It will be a special Tuesday Night Opry this week as the Opry will honor the music of former Grand Ole Opry member, and Country Music Hall of Fame member, Don Williams. The show will feature performances by Alison Krauss, John Prine, Jason Isbell and Amanda Shires, all of whom appear on the tribute album, "Gentle Giant: The Songs of Don Williams." While the show will feature songs by Don Williams, he is not expected to participate in the show as he is now retired.
Don joined the Grand Ole Opry on April 23, 1976, leaving in 1981. I thought it would be interesting to look back and see what the Opry printed regarding Don in the 1976 "Grand Ole Opry WSM Picture-History Book," the year her joined.

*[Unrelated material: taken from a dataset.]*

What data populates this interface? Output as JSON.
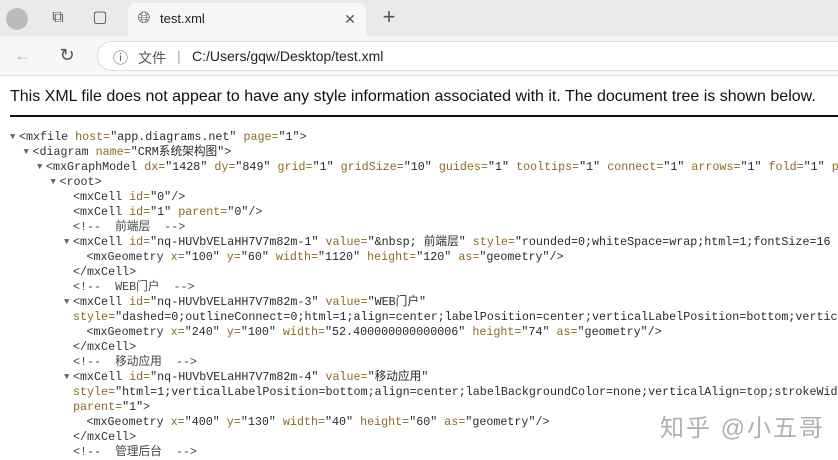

Country music composers in Nashville refer to Don Williams as "the song doctor." He has a knack for helping with the construction of a melody line, or lyric when the writer is stuck or the end product doesn't seem to be working. And that's some compliment from your peers. Don Williams is thought of as songwriter to some, singer to others, a mellow, sure a atypical country entertainer to most. The lanky, laid-back performer says of himself, "Family and music make up my life. I love the music because it lets me really express myself. I could never walk up to all those people in the audience and say what I can say in song." An East coast writer says of Don's style, "The sound is quite out of place with the main current of the times. It's almost as if, in some unlikely circumstance, Jim Reeves had been raised again today, given a Texas accent and sent downtown in blue jeans to cut sweet country songs without the violins. The voice is slow and easy, a comfortable baritone devoid of flash or stress or edges. The sound is rare indeed. It features a complete lack of cuteness and a considerable portion of good taste. It is anything but commonplace." But among his talents, Don leans toward writing. "It's the most fulfilling for me," he says, "I understand what is a good song and that's just what I try to write. Finding the right combination and putting it all together is satisfying. It's a projection, while performing, the song reinforces the initial idea; it's almost an after-the-fact type thing." Charley Pride was the first established country music artist to record a Don Williams song. Others to have followed suit include Sonny James, Jeanne Pruett, Johnny Cash, Lefty Frizzell, and Lobo. Don figures he's written close to 500 songs.
Born in the small Texas town of Floydada, Don's family moved often, to Arizona, New Mexico, Nevada, Iowa and Missouri. While living in a small Missouri town Don latched onto the guitar and learned to play from his sole teacher, his mother. He was 12 at the time, but had a craving for an entertainment career already. Don's first paid job in country music came during his sophomore year in high school in Gregory, Texas, when a band he headed played for the grand opening of a local service station. It was a start. He also played and sang with a group during Army basic training, and while he was in military school, then later when he was stationed in Japan. Following his discharge from the Army, Don took jobs here and there, until he decided to return to music. In 1964, while in Corpus Christi, Texas, Don formed the Pozo Seco Singers, a three member vocal group who sang a variety of popular music; folk, pop and country. Their first recorded single, "Time," climbed to the top 10 on national music charts. The name Pozo Seco literally translates as "dry hole" from a colloquial term used by geologists in that part of the country, but Don had finally hit and the hole was anything but dry. The group clicked time and again with their records and personal appearances, and stayed together until 1970, during which time Don wrote several of their songs.
In April 1976, Don joined the Grand Ole Opry. He keeps his public appearances down to a comfortable amount per month, and divides the rest of his time between recording, songwriting, and tending his farm in Ashland City, Tennessee. Don also had a prominent role with Burt Reynolds in the 20th Century Fox movie, "W.W. and the Dixie Dancekings." Don now records for ABC/DOT Records. Some of his hits include: "Shelter of Your Eyes," "Come Early Morning," "Amanda," "The Ties That Bind," "You're My Best Friend," "Love Me Tonight," and "Til The Rivers All Run Dry." Don produces his own records because, "I want to do music the way it feels most honest to me." And honest is a good description of the kind of music this Texan makes. His songs don't rage with gimmicks but are quiet songs in an intimate dignified style all his own. And that style has established Don as one of the most appreciated country singers in the world.
As I wrote, that was written in 1976 and Don's career continued to expand. By the time he was finished, he had released over 25 albums and 62 singles, 21 of which went to No. 1.
Here is the line-up for the Tuesday Night Opry May 30:
7:00: Bill Anderson; Carly Pearce
7:30: Larry Gatlin & The Gatlin Brothers; Darius Rucker
8:15: Amanda Shires; Jason Isbell
8:45: John Prine; Alison Krauss